Exercise requirements =
Nothing belongs in the answer except the lines of the material that include "border".

Data for review =
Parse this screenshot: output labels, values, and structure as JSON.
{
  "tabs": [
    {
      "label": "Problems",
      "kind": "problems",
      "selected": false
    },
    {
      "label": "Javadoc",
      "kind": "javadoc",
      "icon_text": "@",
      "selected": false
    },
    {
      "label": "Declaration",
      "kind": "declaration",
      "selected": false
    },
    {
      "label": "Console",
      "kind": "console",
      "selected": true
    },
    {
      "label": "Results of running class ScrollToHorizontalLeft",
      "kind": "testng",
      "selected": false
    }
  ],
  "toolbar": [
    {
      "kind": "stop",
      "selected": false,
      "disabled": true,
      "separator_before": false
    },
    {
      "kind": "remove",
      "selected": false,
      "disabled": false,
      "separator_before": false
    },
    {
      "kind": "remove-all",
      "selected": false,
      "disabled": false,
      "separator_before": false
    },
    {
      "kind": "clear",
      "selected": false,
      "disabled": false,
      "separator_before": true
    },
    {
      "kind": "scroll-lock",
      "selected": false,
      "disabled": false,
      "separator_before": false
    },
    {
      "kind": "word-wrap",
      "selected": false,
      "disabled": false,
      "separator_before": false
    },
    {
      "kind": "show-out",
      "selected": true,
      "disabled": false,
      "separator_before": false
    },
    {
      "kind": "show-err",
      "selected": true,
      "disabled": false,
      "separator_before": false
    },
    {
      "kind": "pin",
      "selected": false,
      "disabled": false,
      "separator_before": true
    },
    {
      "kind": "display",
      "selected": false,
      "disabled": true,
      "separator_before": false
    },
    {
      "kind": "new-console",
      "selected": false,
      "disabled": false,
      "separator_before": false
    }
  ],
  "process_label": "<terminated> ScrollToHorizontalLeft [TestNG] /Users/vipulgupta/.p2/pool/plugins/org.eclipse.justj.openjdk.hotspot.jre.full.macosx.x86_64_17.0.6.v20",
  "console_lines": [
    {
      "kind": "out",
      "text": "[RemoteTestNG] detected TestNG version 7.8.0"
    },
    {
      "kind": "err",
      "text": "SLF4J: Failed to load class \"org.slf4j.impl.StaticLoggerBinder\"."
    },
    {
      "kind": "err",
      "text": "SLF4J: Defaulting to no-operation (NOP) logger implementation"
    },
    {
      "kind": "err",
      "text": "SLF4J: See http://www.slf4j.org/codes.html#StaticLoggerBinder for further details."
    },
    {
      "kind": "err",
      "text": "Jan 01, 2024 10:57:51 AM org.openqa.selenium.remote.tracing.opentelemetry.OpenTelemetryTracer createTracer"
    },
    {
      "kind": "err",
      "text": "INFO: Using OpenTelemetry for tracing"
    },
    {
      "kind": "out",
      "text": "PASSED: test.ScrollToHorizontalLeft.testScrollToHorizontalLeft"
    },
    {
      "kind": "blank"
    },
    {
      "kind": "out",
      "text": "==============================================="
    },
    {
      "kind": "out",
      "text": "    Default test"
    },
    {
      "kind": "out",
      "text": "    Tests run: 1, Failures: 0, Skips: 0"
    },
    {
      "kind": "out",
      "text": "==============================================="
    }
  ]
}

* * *

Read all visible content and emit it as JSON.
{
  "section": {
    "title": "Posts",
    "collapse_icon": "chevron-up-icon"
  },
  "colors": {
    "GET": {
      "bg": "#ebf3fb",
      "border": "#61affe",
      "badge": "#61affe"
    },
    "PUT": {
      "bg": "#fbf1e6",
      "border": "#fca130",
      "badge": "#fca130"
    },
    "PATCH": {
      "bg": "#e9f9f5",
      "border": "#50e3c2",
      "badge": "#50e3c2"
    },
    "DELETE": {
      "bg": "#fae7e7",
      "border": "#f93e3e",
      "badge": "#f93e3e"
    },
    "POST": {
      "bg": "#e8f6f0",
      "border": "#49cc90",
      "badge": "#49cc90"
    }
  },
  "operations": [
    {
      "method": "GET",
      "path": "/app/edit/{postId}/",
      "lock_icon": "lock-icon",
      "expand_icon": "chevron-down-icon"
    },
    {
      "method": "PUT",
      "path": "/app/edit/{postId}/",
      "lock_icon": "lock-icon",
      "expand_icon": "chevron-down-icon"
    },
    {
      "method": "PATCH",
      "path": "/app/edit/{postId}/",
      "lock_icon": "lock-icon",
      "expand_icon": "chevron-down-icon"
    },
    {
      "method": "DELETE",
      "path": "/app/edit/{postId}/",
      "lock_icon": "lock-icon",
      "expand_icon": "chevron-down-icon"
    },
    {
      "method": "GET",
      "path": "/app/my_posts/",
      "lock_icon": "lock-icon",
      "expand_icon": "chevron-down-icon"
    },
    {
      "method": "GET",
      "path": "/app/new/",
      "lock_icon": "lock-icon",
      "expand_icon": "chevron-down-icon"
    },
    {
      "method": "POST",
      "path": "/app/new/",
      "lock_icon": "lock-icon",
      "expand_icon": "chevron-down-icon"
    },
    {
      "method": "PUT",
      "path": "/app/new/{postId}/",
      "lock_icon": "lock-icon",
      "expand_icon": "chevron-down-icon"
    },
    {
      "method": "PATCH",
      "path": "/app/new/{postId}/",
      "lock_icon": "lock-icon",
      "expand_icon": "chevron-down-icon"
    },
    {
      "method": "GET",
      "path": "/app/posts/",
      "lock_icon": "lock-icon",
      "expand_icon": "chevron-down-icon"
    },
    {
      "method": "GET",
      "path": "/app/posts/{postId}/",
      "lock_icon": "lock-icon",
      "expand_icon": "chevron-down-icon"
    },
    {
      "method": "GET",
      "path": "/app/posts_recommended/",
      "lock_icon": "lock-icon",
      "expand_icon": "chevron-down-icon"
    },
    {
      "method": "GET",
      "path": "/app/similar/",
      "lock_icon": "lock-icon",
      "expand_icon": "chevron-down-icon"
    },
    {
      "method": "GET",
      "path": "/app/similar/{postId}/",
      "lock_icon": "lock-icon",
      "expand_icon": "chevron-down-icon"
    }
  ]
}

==

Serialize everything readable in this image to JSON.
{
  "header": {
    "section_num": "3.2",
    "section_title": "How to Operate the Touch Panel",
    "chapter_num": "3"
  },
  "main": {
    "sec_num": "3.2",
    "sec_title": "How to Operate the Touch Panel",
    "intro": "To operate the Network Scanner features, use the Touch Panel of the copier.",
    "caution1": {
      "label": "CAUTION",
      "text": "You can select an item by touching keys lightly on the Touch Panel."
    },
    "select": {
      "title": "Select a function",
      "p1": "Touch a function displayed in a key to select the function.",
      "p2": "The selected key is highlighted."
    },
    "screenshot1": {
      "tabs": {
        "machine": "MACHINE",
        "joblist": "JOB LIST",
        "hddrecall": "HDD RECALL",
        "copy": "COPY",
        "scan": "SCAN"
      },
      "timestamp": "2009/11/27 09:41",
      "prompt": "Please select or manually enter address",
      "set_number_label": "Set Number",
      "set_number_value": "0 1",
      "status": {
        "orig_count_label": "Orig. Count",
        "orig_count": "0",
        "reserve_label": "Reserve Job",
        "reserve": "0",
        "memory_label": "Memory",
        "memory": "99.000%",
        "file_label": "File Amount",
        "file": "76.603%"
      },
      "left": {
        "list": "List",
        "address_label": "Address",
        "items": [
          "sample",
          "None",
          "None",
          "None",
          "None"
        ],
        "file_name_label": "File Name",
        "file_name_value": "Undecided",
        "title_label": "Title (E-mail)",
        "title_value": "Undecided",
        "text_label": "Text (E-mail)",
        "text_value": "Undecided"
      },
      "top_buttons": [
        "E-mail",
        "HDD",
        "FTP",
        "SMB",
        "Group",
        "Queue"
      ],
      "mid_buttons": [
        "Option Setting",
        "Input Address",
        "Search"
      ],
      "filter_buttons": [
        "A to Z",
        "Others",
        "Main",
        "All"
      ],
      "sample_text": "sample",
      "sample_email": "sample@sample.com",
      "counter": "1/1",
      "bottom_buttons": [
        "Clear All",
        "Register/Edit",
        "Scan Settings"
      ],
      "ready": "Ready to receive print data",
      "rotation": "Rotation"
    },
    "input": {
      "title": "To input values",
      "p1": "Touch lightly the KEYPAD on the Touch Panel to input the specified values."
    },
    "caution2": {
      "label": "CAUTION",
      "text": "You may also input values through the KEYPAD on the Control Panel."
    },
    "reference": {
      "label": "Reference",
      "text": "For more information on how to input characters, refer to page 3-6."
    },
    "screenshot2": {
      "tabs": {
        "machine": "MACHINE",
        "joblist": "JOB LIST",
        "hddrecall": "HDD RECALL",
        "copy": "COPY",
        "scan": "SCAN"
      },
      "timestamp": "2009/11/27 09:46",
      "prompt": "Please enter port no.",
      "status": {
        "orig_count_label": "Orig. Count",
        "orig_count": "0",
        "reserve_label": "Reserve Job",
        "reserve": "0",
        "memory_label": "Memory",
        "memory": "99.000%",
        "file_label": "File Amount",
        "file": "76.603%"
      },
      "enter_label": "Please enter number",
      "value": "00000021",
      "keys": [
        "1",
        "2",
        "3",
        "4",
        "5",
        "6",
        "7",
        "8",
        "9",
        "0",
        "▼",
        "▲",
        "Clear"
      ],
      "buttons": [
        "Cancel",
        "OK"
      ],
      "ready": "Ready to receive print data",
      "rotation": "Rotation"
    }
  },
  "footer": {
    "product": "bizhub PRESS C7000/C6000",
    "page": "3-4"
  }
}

Written response =
      "border": "#61affe",
      "border": "#fca130",
      "border": "#50e3c2",
      "border": "#f93e3e",
      "border": "#49cc90",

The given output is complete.